Cutting a Trailer

It takes a lot of time and money to make a documentary, especially when you are just starting out. It’s one thing to get the filming done but another to get your film into post-production. One of the first things you can do to draw attention to your film is to make a trailer that will start buzz about your film,  even while it’s still in production.

We spoke to our former staffer Adam Perez and his fellow CUJ alum Jan Hendrik Hinzel (both class of ’13) about making the trailer that’s helping them fundraise and bring interest to their film Who We Become. (more…)

Illustrating Privacy: behind the scenes with Comics journalism

Michael Keller, a member of the Interactive Multimedia team at Al Jazeera America, has created work with data visualizations, video, graphics and in print. When he decided he was interested in reporting on privacy and Big Data, he turned to a method he hadn’t used before: comics journalism. (more…)

“it’s about our world today, and what we are willing to sacrifice to maintain a lifestyle”

Mélanie Gouby didn’t expect to star in a documentary when she began reporting on the Congo, but the independent journalist from France found herself as a tour guide in the award-winning documentary Virunga.

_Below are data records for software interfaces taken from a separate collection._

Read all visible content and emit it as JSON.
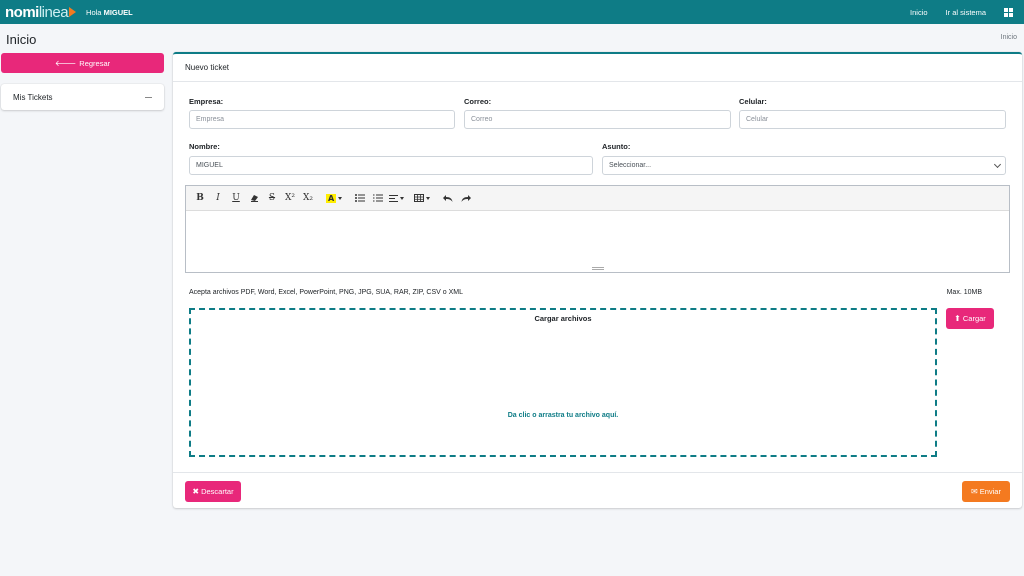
{
  "navbar": {
    "logo_main": "nomi",
    "logo_sub": "linea",
    "greeting_prefix": "Hola",
    "user_name": "MIGUEL",
    "links": [
      "Inicio",
      "Ir al sistema"
    ],
    "apps_icon": "grid-icon",
    "color": "#0e7c86"
  },
  "page": {
    "title": "Inicio",
    "breadcrumb": "Inicio"
  },
  "sidebar": {
    "back_label": "Regresar",
    "back_icon": "arrow-left-icon",
    "tickets_label": "Mis Tickets"
  },
  "form": {
    "header": "Nuevo ticket",
    "empresa": {
      "label": "Empresa:",
      "placeholder": "Empresa",
      "value": ""
    },
    "correo": {
      "label": "Correo:",
      "placeholder": "Correo",
      "value": ""
    },
    "celular": {
      "label": "Celular:",
      "placeholder": "Celular",
      "value": ""
    },
    "nombre": {
      "label": "Nombre:",
      "value": "MIGUEL"
    },
    "asunto": {
      "label": "Asunto:",
      "selected": "Seleccionar..."
    },
    "toolbar": {
      "bold": "B",
      "italic": "I",
      "underline": "U",
      "strike": "S",
      "superscript": "X²",
      "subscript": "X₂",
      "highlight": "A"
    },
    "accept_text": "Acepta archivos PDF, Word, Excel, PowerPoint, PNG, JPG, SUA, RAR, ZIP, CSV o XML",
    "max_text": "Max. 10MB",
    "dropzone_title": "Cargar archivos",
    "dropzone_hint": "Da clic o arrastra tu archivo aquí.",
    "upload_label": "Cargar",
    "discard_label": "Descartar",
    "send_label": "Enviar"
  },
  "colors": {
    "primary": "#0e7c86",
    "pink": "#e8287a",
    "orange": "#f47a20"
  }
}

The film is about Virunga National Park, the oldest and most biodiverse park on the African continent. The story revolves around four main characters,  including an ex-child soldier turned park ranger, a caretaker for orphan gorillas, a Belgian conservationist and journalist Mélanie Gouby.  As the film’s tagline says, “Virunga is the incredible true story of a group of brave people risking their lives to build a better in a part of Africa the world’s forgotten and a gripping exposé of the realities of life in the Congo.” (more…)

Learning to photograph New York City

The 2015 class at Columbia Journalism School just survived what was, for most of them, their first training in photojournalism & DSLRs. Though it was difficult, they produced work that's thoughtful and engaging. We talked to some of the students whose work we’re featuring here, and asked them about their first experiences photographing New York without smartphones.

Illustrated Journalism

Comics journalism is exactly what it sounds like: a hybrid of comic book-style illustrations and reporting. We interviewed some of the pioneers of the graphic journalism field about their projects and publications, and the way they're contributing to journalism.

Anatomy of a Viral Video

Prior to entering journalism school, I interned for the digital department at an entertainment company in NYC. One main objective at this company was to create videos that had the potential to get lots of views, i.e. videos that would go “viral.” As long as the videos were entertaining and attracted lots of eyeballs, they were considered successful.

I began to understand what made these types of videos popular, but I wondered if the producers of videos that dealt with more serious topics followed the same guidelines. Was there someone in every newsroom video department saying things like, “Make that petty theft more entertaining, so it gets more views”?

There are some companies out there who are successful at getting more important stories to go viral – Mashable, BuzzFeed and YouTube are some of the better-known examples. In journalism school, we didn’t learn “the rules” of  producing viral news content. Do rules even exist?

(more…)

Kōan: Creating Community

Photojournalism can be a very lonely profession, especially as a freelancer working in remote areas. That’s why photographers Alex Potter, Allison Joyce, Amanda Mustard, Cooper Neill and Nicolas Tanner decided to form their own collective.

Four Steps to a Video Story

Last month, the Digital Media Associates- members of one of our fellowship programs at the Columbia Journalism school- produced the video above as a team. We wanted to share our process, because while it’s a short, straightforward story, the steps we took to produce the piece are the same steps we’d take to make a full-length documentary. We’ll walk you through the reporting, shooting, storyboarding and editing of a video that might be similar to the videos you’ll produce.

(more…)